Forty-five patients met the inclusion criteria, of whom 5 were lost to follow-up. Thus, 80 eyes of 40 patients were included in the analysis. Patients' mean (SD) age was 68.0 (7.1) years; all patients were white and 21 (52.5%) were male. Mean baseline IOP was 19.18 (1.34) and 18.23 (1.64) mm Hg in the study and control eyes, respectively (P=0.006). The combination of dorzolamide and timolol was associated with significant increases from baseline in enddiastolic velocity in the ophthalmic and short posterior ciliary arteries (P<0.001) and significant decreases in the resistivity index in both arteries (P<0.001). Twenty-three of the 80 eyes (28.8%) had progression of visual field damage (7 study eyes and 16 control eyes). On Kaplan-Meier survival analysis, the risk of progression was significantly lower in the eye treated with dorzolamide and timolol compared with the eye treated with timolol alone (hazard ratio=0.41; 95% CI, 0.17 to 0.94; P=0.035). Mean changes in IOP from baseline to month 48 were -1.10 mm Hg in the dorzolamide and timolol group (95% CI, -1.73 to -0.51; P<0.001) and 1.27 mm Hg in the control group (95% CI, -2.74 to 1.72; P=NS).

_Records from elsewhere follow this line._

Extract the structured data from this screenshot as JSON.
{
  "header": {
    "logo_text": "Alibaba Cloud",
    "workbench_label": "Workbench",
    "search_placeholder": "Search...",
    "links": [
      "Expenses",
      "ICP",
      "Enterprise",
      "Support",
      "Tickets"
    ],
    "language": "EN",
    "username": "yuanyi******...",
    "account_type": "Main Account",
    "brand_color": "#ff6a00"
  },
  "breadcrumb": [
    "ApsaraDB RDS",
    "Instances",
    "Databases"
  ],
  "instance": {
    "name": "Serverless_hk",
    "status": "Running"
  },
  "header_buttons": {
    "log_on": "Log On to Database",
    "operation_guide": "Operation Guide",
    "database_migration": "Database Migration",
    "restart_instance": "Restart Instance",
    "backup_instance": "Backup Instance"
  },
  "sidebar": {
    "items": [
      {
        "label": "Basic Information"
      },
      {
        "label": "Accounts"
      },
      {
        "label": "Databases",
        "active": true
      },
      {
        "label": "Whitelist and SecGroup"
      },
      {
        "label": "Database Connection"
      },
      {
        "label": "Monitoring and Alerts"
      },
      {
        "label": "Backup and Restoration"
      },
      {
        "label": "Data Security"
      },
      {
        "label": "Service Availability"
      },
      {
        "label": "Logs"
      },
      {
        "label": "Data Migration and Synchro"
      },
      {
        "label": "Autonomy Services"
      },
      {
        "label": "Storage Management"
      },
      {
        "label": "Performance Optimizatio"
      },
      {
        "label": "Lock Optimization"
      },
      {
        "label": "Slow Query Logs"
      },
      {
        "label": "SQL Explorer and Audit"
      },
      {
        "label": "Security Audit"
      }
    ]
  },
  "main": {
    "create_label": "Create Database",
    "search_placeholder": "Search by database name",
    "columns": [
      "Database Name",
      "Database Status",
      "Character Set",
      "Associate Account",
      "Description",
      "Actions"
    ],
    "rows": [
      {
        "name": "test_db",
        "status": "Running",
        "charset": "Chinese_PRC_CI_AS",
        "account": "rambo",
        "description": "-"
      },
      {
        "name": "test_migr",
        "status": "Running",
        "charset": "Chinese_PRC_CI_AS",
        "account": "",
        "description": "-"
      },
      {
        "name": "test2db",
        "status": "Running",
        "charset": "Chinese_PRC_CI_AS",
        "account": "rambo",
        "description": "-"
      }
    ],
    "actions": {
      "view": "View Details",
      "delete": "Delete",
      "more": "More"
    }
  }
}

In this 4-year, open-label study in patients with primary open-angle glaucoma, dorzolamide 2% BID added to timolol 0.5% BID was associated with a significant reduction in IOP and significant increases in retrobulbar hemodynamic parameters in both the ophthalmic and short posterior ciliary arteries. Dorzolamide added to timolol may be effective in preventing progression of glaucomatous visual field damage.